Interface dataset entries
-=-=-
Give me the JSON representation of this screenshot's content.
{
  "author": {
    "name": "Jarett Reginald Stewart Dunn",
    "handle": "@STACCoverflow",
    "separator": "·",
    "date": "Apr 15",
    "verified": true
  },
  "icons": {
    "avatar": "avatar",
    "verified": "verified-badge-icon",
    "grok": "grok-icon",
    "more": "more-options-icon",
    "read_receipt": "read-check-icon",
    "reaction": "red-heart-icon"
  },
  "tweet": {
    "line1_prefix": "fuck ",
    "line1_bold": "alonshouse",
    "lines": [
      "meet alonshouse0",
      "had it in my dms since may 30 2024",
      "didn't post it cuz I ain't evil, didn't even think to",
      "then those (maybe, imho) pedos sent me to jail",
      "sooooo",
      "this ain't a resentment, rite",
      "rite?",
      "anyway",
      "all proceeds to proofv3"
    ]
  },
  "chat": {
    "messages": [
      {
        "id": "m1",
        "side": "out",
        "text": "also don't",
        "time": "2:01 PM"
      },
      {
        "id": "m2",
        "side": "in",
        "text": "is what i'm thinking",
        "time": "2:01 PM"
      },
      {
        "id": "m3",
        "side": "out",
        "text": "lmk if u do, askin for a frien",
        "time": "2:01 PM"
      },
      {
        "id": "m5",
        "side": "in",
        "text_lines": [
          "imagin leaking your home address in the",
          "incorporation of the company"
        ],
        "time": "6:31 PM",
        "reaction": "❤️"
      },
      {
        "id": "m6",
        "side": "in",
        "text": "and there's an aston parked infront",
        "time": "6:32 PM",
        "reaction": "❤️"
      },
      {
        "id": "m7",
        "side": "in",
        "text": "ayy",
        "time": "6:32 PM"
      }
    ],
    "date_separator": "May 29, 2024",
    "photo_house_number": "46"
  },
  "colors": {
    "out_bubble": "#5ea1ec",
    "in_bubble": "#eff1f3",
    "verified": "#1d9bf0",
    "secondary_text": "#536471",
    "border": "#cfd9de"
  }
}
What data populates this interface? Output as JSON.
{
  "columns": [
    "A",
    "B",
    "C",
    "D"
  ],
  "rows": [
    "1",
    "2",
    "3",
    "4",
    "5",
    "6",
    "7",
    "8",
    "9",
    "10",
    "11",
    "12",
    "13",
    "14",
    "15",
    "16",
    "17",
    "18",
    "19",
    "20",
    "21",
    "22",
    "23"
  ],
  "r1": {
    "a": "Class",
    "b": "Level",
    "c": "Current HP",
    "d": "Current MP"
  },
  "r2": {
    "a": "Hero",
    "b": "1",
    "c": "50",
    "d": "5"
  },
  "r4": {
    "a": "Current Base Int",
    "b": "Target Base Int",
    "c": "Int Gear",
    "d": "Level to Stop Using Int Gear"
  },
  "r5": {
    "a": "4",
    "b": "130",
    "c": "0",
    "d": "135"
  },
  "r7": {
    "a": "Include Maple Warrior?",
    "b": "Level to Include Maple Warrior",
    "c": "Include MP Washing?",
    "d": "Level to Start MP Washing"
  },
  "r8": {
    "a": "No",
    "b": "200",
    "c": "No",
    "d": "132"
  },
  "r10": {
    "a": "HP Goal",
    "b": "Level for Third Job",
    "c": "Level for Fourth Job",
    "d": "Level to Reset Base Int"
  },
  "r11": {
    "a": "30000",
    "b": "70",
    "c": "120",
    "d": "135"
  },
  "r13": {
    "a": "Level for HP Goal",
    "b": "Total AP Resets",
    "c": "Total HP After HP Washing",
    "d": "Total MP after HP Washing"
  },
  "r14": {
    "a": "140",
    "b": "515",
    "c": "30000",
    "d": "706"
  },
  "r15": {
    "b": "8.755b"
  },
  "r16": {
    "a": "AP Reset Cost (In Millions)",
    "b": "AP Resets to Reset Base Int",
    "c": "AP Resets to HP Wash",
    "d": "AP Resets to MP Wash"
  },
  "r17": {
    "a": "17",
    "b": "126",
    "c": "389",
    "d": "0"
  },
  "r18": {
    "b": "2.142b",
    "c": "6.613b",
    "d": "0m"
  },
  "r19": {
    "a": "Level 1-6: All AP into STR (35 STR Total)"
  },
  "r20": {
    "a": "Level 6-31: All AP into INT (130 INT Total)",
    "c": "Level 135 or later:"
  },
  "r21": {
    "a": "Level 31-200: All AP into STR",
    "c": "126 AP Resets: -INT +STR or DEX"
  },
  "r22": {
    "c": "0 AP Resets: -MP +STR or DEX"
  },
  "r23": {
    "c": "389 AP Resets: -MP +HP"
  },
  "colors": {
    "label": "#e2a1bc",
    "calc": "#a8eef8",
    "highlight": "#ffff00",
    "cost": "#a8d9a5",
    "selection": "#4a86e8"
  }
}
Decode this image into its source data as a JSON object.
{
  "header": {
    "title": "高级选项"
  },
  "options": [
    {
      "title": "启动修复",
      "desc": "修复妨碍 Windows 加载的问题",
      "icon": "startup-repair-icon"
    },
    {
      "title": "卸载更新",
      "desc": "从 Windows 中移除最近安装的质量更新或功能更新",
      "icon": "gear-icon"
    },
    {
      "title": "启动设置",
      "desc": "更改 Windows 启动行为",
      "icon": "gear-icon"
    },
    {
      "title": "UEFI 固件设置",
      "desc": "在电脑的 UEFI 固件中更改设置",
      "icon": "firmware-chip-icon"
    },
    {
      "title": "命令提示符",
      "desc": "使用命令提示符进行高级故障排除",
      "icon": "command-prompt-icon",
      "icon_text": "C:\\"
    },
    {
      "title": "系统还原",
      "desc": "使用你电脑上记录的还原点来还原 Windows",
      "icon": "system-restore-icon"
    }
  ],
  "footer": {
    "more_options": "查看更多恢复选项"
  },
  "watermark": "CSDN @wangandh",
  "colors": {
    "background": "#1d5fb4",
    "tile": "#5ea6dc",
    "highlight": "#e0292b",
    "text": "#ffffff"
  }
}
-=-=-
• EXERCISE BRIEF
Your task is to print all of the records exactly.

• WRITTEN ANSWER
Give me the JSON representation of this screenshot's content.
{
  "author": {
    "name": "Jarett Reginald Stewart Dunn",
    "handle": "@STACCoverflow",
    "separator": "·",
    "date": "Apr 15",
    "verified": true
  },
  "icons": {
    "avatar": "avatar",
    "verified": "verified-badge-icon",
    "grok": "grok-icon",
    "more": "more-options-icon",
    "read_receipt": "read-check-icon",
    "reaction": "red-heart-icon"
  },
  "tweet": {
    "line1_prefix": "fuck ",
    "line1_bold": "alonshouse",
    "lines": [
      "meet alonshouse0",
      "had it in my dms since may 30 2024",
      "didn't post it cuz I ain't evil, didn't even think to",
      "then those (maybe, imho) pedos sent me to jail",
      "sooooo",
      "this ain't a resentment, rite",
      "rite?",
      "anyway",
      "all proceeds to proofv3"
    ]
  },
  "chat": {
    "messages": [
      {
        "id": "m1",
        "side": "out",
        "text": "also don't",
        "time": "2:01 PM"
      },
      {
        "id": "m2",
        "side": "in",
        "text": "is what i'm thinking",
        "time": "2:01 PM"
      },
      {
        "id": "m3",
        "side": "out",
        "text": "lmk if u do, askin for a frien",
        "time": "2:01 PM"
      },
      {
        "id": "m5",
        "side": "in",
        "text_lines": [
          "imagin leaking your home address in the",
          "incorporation of the company"
        ],
        "time": "6:31 PM",
        "reaction": "❤️"
      },
      {
        "id": "m6",
        "side": "in",
        "text": "and there's an aston parked infront",
        "time": "6:32 PM",
        "reaction": "❤️"
      },
      {
        "id": "m7",
        "side": "in",
        "text": "ayy",
        "time": "6:32 PM"
      }
    ],
    "date_separator": "May 29, 2024",
    "photo_house_number": "46"
  },
  "colors": {
    "out_bubble": "#5ea1ec",
    "in_bubble": "#eff1f3",
    "verified": "#1d9bf0",
    "secondary_text": "#536471",
    "border": "#cfd9de"
  }
}
What data populates this interface? Output as JSON.
{
  "columns": [
    "A",
    "B",
    "C",
    "D"
  ],
  "rows": [
    "1",
    "2",
    "3",
    "4",
    "5",
    "6",
    "7",
    "8",
    "9",
    "10",
    "11",
    "12",
    "13",
    "14",
    "15",
    "16",
    "17",
    "18",
    "19",
    "20",
    "21",
    "22",
    "23"
  ],
  "r1": {
    "a": "Class",
    "b": "Level",
    "c": "Current HP",
    "d": "Current MP"
  },
  "r2": {
    "a": "Hero",
    "b": "1",
    "c": "50",
    "d": "5"
  },
  "r4": {
    "a": "Current Base Int",
    "b": "Target Base Int",
    "c": "Int Gear",
    "d": "Level to Stop Using Int Gear"
  },
  "r5": {
    "a": "4",
    "b": "130",
    "c": "0",
    "d": "135"
  },
  "r7": {
    "a": "Include Maple Warrior?",
    "b": "Level to Include Maple Warrior",
    "c": "Include MP Washing?",
    "d": "Level to Start MP Washing"
  },
  "r8": {
    "a": "No",
    "b": "200",
    "c": "No",
    "d": "132"
  },
  "r10": {
    "a": "HP Goal",
    "b": "Level for Third Job",
    "c": "Level for Fourth Job",
    "d": "Level to Reset Base Int"
  },
  "r11": {
    "a": "30000",
    "b": "70",
    "c": "120",
    "d": "135"
  },
  "r13": {
    "a": "Level for HP Goal",
    "b": "Total AP Resets",
    "c": "Total HP After HP Washing",
    "d": "Total MP after HP Washing"
  },
  "r14": {
    "a": "140",
    "b": "515",
    "c": "30000",
    "d": "706"
  },
  "r15": {
    "b": "8.755b"
  },
  "r16": {
    "a": "AP Reset Cost (In Millions)",
    "b": "AP Resets to Reset Base Int",
    "c": "AP Resets to HP Wash",
    "d": "AP Resets to MP Wash"
  },
  "r17": {
    "a": "17",
    "b": "126",
    "c": "389",
    "d": "0"
  },
  "r18": {
    "b": "2.142b",
    "c": "6.613b",
    "d": "0m"
  },
  "r19": {
    "a": "Level 1-6: All AP into STR (35 STR Total)"
  },
  "r20": {
    "a": "Level 6-31: All AP into INT (130 INT Total)",
    "c": "Level 135 or later:"
  },
  "r21": {
    "a": "Level 31-200: All AP into STR",
    "c": "126 AP Resets: -INT +STR or DEX"
  },
  "r22": {
    "c": "0 AP Resets: -MP +STR or DEX"
  },
  "r23": {
    "c": "389 AP Resets: -MP +HP"
  },
  "colors": {
    "label": "#e2a1bc",
    "calc": "#a8eef8",
    "highlight": "#ffff00",
    "cost": "#a8d9a5",
    "selection": "#4a86e8"
  }
}
Decode this image into its source data as a JSON object.
{
  "header": {
    "title": "高级选项"
  },
  "options": [
    {
      "title": "启动修复",
      "desc": "修复妨碍 Windows 加载的问题",
      "icon": "startup-repair-icon"
    },
    {
      "title": "卸载更新",
      "desc": "从 Windows 中移除最近安装的质量更新或功能更新",
      "icon": "gear-icon"
    },
    {
      "title": "启动设置",
      "desc": "更改 Windows 启动行为",
      "icon": "gear-icon"
    },
    {
      "title": "UEFI 固件设置",
      "desc": "在电脑的 UEFI 固件中更改设置",
      "icon": "firmware-chip-icon"
    },
    {
      "title": "命令提示符",
      "desc": "使用命令提示符进行高级故障排除",
      "icon": "command-prompt-icon",
      "icon_text": "C:\\"
    },
    {
      "title": "系统还原",
      "desc": "使用你电脑上记录的还原点来还原 Windows",
      "icon": "system-restore-icon"
    }
  ],
  "footer": {
    "more_options": "查看更多恢复选项"
  },
  "watermark": "CSDN @wangandh",
  "colors": {
    "background": "#1d5fb4",
    "tile": "#5ea6dc",
    "highlight": "#e0292b",
    "text": "#ffffff"
  }
}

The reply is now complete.